LEA New Media Exhibition
Focus On: Jonah Brucker-Cohen
Curator: Jeremy Hight
Senior Curators: Lanfranco Aceti and Christiane Paul
LEA Editorial Assistant: Ebru Surek
Jonah Brucker-Cohen opens the exhibition Re-Drawing Boundaries. The Re-Drawing Boundaries online exhibition is a first of a series that will focus on thematic conceptual and aesthetic frameworks focusing on artists that have been seminal in their chosen fields. The exhibition is curated by Jeremy Hight, with Senior Curators Lanfranco Aceti and Christiane Paul.
Jonah Brucker-Cohen is an adjunct assistant professor of communications in the Media, Culture, Communication dept of NYU Steinhardt School of Culture Education. He is co-founder of the Dublin Art and Technology Association (DATA Group) and a recipient of the ARANEUM Prize sponsored by the Spanish Ministry of Art, Science and Technology and Fundacion ARCO. His writing has appeared in numerous international publications including Wired Magazine, Make Magazine, Neural, Rhizome.org, Art Asia Pacific, Gizmodo and more, and his work has been shown at events such as DEAF (03,04), Art Futura (04), SIGGRAPH (00,05), UBICOMP (02,03,04), CHI (04,06) Transmediale (02,04,08), NIME (07), ISEA (02,04,06,09), Institute of Contemporary Art in London (04), Whitney Museum of American Art’s ArtPort (03), Ars Electronica (02,04,08), Chelsea Art Museum, ZKM Museum of Contemporary Art (04-5), Museum of Modern Art (MOMA – NYC) (2008), and San Francisco Museum of Modern Art (SFMOMA) (2008).
Leonardo Electronic Almanac (LEA), ISSN No: 1071-4391
LEA International Curatoriate:
Lanfranco Aceti & Christiane Paul (Senior Curators), Jeremy Hight (New Media Curator), Vince Dziekan (Digital Media Curator)
Alerting Infrastructure! Jonah Brucker-Cohen, 2003. Alerting Infrastructure! is a physical hit counter that translates hits to the web site of an organization into interior damage of the physical building that web site or organization represents. The focus of the piece is to amplify the concern that physical spaces are slowly losing ground to their virtual counterparts. The amount of structural damage to the building directly correlates to the amount of exposure and attention the web site gets, thus exposing the physical structure’s temporal existence.

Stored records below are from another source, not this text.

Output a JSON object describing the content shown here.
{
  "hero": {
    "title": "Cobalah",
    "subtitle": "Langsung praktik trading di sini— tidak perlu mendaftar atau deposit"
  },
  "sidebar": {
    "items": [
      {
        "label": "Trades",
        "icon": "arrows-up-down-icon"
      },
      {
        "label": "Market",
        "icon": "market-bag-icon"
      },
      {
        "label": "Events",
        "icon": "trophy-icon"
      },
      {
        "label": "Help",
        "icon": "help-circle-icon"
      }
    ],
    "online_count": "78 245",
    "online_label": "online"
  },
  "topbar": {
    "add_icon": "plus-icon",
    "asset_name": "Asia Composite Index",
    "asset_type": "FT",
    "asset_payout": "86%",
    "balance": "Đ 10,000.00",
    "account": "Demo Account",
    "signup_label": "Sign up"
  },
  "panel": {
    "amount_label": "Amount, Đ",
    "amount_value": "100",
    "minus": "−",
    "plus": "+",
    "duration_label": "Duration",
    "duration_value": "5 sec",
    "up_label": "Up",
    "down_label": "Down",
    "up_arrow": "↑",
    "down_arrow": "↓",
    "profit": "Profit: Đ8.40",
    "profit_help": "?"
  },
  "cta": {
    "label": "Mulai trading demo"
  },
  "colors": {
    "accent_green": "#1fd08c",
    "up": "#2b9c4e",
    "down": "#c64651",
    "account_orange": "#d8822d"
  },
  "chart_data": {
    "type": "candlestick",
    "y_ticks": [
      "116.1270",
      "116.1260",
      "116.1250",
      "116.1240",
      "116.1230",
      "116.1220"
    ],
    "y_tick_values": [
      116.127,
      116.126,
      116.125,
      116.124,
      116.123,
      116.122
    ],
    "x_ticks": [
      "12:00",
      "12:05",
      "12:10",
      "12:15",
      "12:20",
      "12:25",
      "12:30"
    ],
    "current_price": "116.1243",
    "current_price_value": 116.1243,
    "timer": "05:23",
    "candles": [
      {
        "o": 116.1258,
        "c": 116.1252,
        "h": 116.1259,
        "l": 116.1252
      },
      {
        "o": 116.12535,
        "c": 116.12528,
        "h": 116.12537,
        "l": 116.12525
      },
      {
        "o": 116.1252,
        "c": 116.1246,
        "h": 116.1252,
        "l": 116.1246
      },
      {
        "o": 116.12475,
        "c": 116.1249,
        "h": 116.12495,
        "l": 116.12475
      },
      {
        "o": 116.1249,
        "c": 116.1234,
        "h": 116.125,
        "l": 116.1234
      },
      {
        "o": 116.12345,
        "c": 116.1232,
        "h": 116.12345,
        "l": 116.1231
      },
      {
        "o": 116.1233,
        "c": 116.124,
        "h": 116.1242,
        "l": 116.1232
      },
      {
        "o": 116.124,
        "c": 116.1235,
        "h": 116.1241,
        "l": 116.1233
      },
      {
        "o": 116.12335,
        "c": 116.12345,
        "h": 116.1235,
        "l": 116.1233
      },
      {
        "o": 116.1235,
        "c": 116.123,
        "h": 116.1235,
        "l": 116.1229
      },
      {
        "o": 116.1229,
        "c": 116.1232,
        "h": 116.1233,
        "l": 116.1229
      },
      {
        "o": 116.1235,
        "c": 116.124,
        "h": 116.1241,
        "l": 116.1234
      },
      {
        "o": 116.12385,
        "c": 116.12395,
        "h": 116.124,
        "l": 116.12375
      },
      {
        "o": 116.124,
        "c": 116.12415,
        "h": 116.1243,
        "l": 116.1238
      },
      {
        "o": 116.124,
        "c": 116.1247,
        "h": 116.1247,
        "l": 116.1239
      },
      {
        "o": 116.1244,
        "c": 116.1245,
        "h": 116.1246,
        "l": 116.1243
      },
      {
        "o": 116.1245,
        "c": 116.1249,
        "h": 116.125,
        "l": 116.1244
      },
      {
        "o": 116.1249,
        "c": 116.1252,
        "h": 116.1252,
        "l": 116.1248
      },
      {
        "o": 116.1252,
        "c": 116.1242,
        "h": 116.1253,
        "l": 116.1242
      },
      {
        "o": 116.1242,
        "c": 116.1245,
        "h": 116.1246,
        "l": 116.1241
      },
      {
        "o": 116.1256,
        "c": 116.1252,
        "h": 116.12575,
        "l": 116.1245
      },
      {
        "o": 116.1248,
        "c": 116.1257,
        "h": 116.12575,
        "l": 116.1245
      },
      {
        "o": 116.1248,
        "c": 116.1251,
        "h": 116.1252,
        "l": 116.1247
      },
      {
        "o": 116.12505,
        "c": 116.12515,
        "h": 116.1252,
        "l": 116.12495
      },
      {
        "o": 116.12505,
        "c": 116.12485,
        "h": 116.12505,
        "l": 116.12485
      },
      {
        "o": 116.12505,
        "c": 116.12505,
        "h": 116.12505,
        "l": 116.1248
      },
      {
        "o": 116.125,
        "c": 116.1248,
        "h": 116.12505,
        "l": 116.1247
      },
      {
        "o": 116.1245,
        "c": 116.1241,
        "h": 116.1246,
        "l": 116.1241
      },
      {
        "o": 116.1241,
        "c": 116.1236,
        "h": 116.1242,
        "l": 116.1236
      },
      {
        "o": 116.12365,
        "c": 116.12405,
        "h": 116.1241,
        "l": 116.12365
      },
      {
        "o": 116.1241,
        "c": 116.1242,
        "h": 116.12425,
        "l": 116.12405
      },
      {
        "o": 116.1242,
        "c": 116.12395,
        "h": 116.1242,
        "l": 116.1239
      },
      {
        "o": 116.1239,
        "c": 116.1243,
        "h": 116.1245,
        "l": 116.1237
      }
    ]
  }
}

PoliceState, Jonah Brucker-Cohen, 2003. PoliceState is a Carnivore client by Jonah Brucker-Cohen that attempts to reverse the surveillance role of law enforcement into a subservient one for the data being gathered. The client consists of a fleet of 20 radio controlled police vehicles that are all simultaneously controlled by data coming into the main client. The client looks for packet information relating to domestic US terrorism. Once found, the text is then assigned to an active police radio code, translated to its binary equivalent, and sent to the array of police cars as a movement sequence. In effect, the data being “snooped” by the authorities is the same data used to control the police vehicles. Thus the police become puppets of their own surveillance. This signifies a reversal of the control of information appropriated by police by using the same information to control them.